A BAM employee fixes a sensor to a composite pressure vessel in a testing facility.

BAM testing engineer Mariusz Szczepaniak prepares a composite pressure vessel for a test in the pulse testing facility.

Source: BAM/Thomas Köhler

Project period

01/04/2015 - 31/12/2018

Project type


Project status



BAM is developing methods and models to establish the safety and longevity of composite pressure vessels for example for the safe transport of dangerous goods in natural gas and hydrogen vehicles.


Bundesanstalt für Materialforschung und -prüfung (BAM)
Unter den Eichen 87
12205 Berlin

A BAM employee attaches a sensor to a composite pressure vessel.

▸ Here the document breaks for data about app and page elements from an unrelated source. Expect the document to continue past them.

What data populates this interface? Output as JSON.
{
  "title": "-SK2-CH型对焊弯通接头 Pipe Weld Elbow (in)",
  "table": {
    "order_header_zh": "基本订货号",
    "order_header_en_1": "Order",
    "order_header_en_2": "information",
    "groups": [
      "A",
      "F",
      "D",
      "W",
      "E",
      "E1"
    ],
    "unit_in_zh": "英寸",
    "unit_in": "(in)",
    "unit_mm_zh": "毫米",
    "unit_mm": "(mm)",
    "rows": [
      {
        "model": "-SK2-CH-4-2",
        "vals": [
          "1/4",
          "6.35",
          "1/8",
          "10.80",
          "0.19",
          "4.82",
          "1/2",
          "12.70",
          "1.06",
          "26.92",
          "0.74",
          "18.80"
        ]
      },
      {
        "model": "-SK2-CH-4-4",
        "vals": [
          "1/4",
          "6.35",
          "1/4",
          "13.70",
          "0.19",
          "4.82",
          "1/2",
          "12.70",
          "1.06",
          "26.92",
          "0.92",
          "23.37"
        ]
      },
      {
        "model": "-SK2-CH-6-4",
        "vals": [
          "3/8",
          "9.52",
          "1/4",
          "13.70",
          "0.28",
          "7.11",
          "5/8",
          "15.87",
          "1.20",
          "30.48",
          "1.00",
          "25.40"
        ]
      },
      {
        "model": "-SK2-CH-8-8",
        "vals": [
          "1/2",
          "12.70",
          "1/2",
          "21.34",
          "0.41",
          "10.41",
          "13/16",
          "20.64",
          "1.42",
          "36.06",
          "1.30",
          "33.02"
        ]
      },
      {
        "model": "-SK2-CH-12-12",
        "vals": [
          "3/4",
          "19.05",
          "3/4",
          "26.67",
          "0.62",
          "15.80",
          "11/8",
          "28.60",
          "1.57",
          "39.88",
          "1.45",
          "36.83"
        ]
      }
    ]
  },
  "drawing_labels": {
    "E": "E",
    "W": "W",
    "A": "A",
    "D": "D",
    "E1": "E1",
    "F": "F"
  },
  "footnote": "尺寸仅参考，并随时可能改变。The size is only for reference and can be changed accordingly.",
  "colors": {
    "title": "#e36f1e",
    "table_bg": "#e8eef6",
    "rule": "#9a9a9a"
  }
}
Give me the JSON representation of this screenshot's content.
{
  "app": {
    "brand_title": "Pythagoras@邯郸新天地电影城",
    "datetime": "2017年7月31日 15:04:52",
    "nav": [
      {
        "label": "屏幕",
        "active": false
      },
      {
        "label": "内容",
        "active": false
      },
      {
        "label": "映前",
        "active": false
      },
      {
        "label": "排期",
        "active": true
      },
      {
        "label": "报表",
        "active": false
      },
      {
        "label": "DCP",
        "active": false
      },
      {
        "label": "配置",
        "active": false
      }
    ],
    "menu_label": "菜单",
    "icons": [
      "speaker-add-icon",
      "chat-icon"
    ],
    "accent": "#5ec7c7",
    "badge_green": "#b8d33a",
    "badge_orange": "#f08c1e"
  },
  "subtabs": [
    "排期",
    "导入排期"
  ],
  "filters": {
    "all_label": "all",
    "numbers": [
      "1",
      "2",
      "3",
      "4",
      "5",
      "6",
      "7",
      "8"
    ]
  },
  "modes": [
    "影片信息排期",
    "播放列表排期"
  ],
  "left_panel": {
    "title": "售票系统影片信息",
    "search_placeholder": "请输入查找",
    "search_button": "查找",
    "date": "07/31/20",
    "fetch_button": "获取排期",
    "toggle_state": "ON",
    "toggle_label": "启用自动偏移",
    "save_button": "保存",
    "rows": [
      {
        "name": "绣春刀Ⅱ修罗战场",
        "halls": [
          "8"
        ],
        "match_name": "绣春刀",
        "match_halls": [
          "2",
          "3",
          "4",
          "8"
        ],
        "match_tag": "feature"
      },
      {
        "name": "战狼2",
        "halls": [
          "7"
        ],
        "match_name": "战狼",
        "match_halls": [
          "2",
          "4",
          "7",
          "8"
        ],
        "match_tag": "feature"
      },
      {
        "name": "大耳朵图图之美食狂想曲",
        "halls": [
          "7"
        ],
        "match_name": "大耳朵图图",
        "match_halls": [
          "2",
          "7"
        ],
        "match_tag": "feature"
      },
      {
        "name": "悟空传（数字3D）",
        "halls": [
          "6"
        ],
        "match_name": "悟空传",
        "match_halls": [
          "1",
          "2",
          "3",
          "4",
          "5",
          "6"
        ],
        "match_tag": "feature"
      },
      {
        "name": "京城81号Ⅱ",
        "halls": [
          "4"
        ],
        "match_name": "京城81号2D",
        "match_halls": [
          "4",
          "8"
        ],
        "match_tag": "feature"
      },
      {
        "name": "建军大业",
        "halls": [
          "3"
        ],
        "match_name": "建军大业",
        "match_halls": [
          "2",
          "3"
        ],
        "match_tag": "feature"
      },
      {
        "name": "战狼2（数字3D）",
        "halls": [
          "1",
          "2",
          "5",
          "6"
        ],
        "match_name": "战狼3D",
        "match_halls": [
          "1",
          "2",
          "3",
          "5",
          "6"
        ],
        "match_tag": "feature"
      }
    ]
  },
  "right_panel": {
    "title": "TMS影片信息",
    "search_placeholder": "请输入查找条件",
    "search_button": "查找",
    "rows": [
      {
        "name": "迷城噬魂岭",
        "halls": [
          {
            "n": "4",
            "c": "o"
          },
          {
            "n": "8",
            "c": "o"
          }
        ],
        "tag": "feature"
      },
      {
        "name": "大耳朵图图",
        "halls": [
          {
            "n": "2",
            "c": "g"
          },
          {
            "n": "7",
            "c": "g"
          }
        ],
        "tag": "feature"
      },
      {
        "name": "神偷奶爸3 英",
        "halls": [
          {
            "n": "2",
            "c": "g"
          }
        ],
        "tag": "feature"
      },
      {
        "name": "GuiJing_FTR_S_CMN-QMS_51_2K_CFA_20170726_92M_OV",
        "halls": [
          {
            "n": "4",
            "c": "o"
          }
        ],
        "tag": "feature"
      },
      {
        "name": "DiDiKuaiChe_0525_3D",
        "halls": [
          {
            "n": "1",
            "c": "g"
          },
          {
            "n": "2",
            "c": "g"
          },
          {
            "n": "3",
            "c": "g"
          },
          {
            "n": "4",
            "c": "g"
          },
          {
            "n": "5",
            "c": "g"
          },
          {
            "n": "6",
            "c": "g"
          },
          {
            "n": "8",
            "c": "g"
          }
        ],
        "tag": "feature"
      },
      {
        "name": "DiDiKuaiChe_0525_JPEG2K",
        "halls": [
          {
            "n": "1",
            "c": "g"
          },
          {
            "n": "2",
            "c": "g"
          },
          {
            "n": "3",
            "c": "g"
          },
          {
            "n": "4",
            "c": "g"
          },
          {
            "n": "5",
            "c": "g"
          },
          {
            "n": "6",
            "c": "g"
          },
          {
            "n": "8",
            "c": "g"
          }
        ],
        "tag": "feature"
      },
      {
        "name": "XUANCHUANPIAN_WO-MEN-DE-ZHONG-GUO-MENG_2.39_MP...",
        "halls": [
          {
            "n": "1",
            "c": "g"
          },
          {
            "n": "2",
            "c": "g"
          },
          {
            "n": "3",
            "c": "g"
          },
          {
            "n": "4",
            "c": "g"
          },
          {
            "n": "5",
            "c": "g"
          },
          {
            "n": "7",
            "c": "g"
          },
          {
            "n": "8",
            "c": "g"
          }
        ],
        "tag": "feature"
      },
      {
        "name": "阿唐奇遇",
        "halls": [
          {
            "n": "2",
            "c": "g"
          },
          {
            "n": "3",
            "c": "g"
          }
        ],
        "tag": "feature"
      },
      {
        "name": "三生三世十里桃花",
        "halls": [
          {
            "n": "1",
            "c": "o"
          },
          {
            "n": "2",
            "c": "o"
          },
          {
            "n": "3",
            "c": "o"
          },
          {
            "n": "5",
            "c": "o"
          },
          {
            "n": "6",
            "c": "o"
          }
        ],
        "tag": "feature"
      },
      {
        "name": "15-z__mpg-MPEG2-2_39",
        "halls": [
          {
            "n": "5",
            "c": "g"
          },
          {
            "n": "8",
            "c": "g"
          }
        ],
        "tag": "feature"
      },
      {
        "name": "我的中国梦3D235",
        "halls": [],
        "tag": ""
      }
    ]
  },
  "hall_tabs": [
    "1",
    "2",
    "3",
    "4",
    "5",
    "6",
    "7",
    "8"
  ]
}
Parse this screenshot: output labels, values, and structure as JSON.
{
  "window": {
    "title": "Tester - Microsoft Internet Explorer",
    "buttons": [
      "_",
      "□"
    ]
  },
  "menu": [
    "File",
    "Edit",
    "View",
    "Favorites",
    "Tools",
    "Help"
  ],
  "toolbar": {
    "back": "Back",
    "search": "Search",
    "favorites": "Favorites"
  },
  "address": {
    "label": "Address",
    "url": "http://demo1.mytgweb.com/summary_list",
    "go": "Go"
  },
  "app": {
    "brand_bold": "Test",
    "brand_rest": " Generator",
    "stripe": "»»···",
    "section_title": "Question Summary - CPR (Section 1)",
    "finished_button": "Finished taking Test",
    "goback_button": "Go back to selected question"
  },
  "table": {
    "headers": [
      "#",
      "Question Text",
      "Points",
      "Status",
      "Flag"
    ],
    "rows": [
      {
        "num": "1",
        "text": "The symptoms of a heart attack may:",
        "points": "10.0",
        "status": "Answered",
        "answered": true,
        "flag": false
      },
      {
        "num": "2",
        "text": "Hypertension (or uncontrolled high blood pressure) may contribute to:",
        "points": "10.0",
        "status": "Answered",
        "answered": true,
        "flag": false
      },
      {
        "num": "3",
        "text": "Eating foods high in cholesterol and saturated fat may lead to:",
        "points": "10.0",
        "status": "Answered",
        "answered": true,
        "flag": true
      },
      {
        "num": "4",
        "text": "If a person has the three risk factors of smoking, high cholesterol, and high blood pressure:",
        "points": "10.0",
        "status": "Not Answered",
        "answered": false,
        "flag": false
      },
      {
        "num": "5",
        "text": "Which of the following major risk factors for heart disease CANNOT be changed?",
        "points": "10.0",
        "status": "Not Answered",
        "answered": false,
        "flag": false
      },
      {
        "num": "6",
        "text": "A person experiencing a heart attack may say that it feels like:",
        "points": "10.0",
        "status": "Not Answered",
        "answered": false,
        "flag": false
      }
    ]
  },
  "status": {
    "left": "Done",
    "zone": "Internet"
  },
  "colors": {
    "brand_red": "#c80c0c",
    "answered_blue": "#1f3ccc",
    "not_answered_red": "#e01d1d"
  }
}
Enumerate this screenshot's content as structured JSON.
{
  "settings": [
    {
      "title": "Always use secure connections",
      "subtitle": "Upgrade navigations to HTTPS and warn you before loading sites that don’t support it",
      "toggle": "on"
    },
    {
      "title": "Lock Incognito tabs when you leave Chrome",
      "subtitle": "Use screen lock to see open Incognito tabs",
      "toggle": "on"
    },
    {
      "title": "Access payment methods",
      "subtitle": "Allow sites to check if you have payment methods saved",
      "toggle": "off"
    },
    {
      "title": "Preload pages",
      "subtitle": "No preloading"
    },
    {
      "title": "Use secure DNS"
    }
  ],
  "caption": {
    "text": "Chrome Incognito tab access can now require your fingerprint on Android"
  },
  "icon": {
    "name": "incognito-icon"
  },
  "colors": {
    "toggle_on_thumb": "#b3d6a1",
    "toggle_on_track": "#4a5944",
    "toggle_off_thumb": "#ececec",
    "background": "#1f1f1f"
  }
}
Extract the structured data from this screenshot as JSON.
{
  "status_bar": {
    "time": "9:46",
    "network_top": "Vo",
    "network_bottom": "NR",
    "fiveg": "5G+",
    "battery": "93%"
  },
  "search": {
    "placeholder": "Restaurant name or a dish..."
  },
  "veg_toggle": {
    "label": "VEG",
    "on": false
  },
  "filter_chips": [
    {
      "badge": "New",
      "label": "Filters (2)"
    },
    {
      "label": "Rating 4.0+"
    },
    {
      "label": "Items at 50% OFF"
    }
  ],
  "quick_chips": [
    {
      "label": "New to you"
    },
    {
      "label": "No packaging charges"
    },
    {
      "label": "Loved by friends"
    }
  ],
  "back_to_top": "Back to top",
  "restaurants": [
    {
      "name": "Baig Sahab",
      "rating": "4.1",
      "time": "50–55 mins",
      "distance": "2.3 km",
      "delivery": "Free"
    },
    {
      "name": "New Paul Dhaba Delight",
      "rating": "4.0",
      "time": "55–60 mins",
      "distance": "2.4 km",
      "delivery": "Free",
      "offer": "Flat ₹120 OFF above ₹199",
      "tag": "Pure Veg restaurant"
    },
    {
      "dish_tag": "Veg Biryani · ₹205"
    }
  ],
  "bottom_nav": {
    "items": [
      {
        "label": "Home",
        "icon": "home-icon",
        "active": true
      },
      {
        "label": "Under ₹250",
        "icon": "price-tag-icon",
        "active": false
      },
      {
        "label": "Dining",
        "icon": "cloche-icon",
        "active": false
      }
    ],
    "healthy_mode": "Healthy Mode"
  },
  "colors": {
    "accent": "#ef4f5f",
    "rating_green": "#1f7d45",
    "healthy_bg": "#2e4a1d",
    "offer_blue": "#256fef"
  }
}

Sensors monitor the condition of the composite pressure vessel during the pulse testing.

Source: BAM/Thomas Köhler

The project investigates which methods of testing can be used to evaluate the condition and safe operational lifespan of composite pressure vessels. In addition, BAM is researching how static, dynamic and thermal operational loads influence the performance parameters (bursting, load changing).

Stilisierter Programmablaufplan

Source: BAM

Testing methods for monitoring the condition of composite pressure vessels require that ageing effects and concealed faults on the material are identified. Optical, acoustic and electromagnetic testing processes are employed to this end.

Ein Pfeil in der Mitte einer Zielscheibe

Source: BAM

The project's objective is to ensure the operational lifespan of composite pressure vessels while maintaining the highest safety standards. This requires methods and models to estimate durability.


Source: BAM

The project is being carried out by BAM at its own expense. Upon completion, the results should feed into the setting of standards and regulations. More extensive questions should subsequently be investigated in national and international projects funded by third parties.

There will be more and more cars powered by natural gas and hydrogen being driven on Germany's roads in the coming years. There are special containers for the safe transport and storage of these gases. The construction principles of these can also be applied to other dangerous goods.

The first generation of these "composite pressure vessels" in Germany are today 15 to 20 years old. In order to reliably evaluate the durability and to assist early recognition of material damages, BAM began the research project "Ageing Behaviour of Composite Pressure Vessels with Carbon Fibre Composites under Paired Stresses" [Alterungsverhalten von Composite-Druckgefäßen mit Carbonfaser-Compositen unter gekoppelten Beanspruchungen].

Until now it has not been possible to reliably predict their durability and operational lifespan. The safety of composite pressure vessels depends on complex interactions between the processed materials and further aspects such as pressure, humidity and temperature. Current methods of repeated testing do not capture these sufficiently thoroughly for an evaluation of their further serviceability.

BAM's expertise

BAM brings its comprehensive and interdisciplinary experience of non-damaging testing, transport of dangerous goods and composite materials to the project and uses unique methods of experimentation and investigation. BAM is the leading authority in Germany for national standards and guidelines for the transport of dangerous goods. It is also involved internationally in research projects concerning dangerous goods containers. BAM's research results are constantly fed into the safety evaluation and standardisation of composite pressure vessels.

Experts on gases and gas plants, tanks for dangerous goods and accident mechanics, composite materials, sensor technology and measuring and technical testing processes are working together on this project in four overlapping areas.

Loads and material properties

  • BAM experimentally defines, verifies and determines peak loads in operation and compares these with operational loads and accident loads, amongst other things
  • Thermoanalysis or mercury porosimetry an analysis of the pore structure of materials can be used to determine the effects of ageing and peak loads.

Testing and experimental integration

  • By varying temperature and pressure, BAM tests how ageing effects' impact on the properties of the material and the containers.
  • Integrating fibre optic measuring systems into the composite enables direct monitoring of demands and changes to properties

A BAM employee with a control device from the pulse testing facility

The composite pressure vessels are loaded and unloaded in turn in the pulse testing facility until they leak.

Source: BAM/Thomas Köhler

Non-Destructive Testing

BAM employs a variety of methods for non-destructive testing in the project. Including X-ray refraction a tool for characterising damages to plastics or thermography and computer tomography.

Simulation and model creation

  • BAM analyses how mechanical and thermal loads influence materials and their interactions.
  • Fracture-mechanical investigations enable an estimation and evaluation to be made of the crack growth in metal liner materials.